The cheap nature of the production also means that the show fails to make good use of Atlanta as a setting, other than to insert pointless, distracting cameos from stars like Eve and Chilli. This really should be fixed in subsequent episodes, because it's the one element of the show that isn't completely and totally derivative. Atlanta is without question the center of the Black American bourgeoisie and there is tremendous dramatic potential in telling stories about that very specific piece of contemporary Black American life. Girlfriends was very much a Los Angeles show and New York City was the fifth main character in Sex and the City, Single Ladies has to use Atlanta similarly or the show simply will not work.
But the show's real problem is that by the end of the two-hour pilot, I don't really care what happens to these women. There is no real reason to like or care about Val, Keisha, or April, and the men are either pretty boy ciphers or cartoon villains. And crucially, Single Ladies doesn't bother to help us understand why these three women are friends. Presumably, the producers are shooting for a show like Girlfriends and Sex and the City, but those shows made the relationships between the women central to the show and established the bonds very quickly in the pilots. Single Ladies is a show ostensibly about women bonding but it fails to actually show its lead characters bonding. We are just supposed to accept that these three women are friends. We don't.
When Girlfriends started in 2000, the network required that Mara Brock Akil share producing and showrunner duties with Mark Alton Brown and Dee LaDuke (who were producers on Designing Women and produced the Black gay classic, Jackie's Back) in order to learn how a television show is professionally produced. This ensured that the show was well-made, but also, more crucially, helped Akil to learn what it takes to make a quality television show on a major network so she could take over showrunner duties in the third season and then go on to a very successful career.
That is obviously not happening here. Series creator and executive producer Stacy A. Littlejohn, who worked on All of Us and One on One, really needs an experienced hand here. Clearly, VH1 saw Queen Latifah's name on this show and figured that it wouldn't need to protect it's investment (I use that term very very loosely, of course) by hiring an experienced television producer, writer, or showrunner, to refine the premise with Littlejohn and make it work on television.
Ever since The Game returned to record-breaking numbers in January and networks began greenlighting pilots with Black stars and casts, there's been all this talk about a "revival" in Black television, but if Single Ladies is any indication that renaissance is a swindle. One has to assume that everyone involved in making Single Ladies has complete and utter contempt for Black audiences. This is terrible, unprofessional work.
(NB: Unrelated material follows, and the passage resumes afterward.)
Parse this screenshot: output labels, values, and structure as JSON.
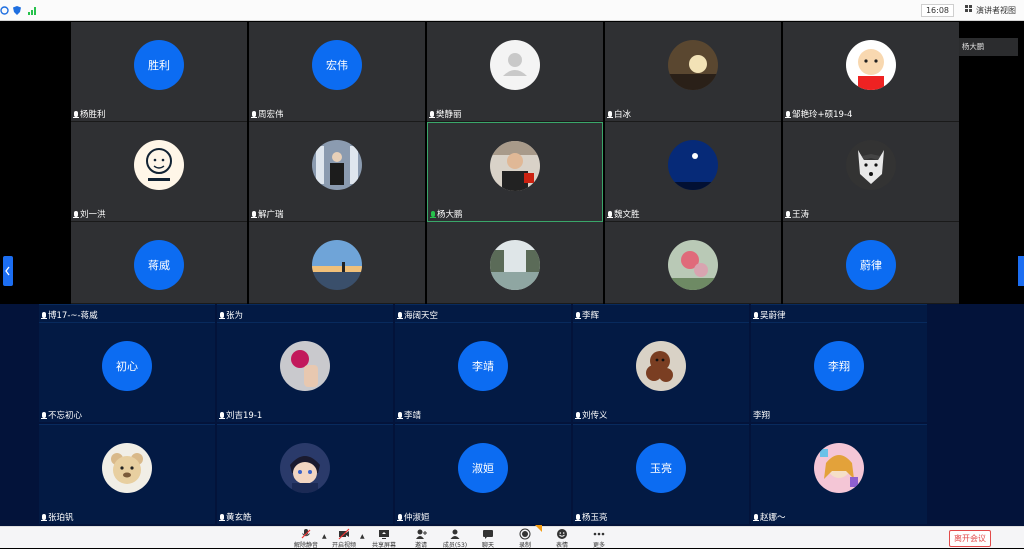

But, let's be real here, VH1 knows that Black audiences are starved for their own shows and that we'll watch anything (at least, at first) and tell ourselves "but if we don't watch, we may not get anything else." This assumption likely animates everything that Hollywood does with respect to Black filmmaking and, if applied to this new wave of Black shows, will ensure that we are about to live through one of the worst periods for Black representations on television in decades.
Let's hope not.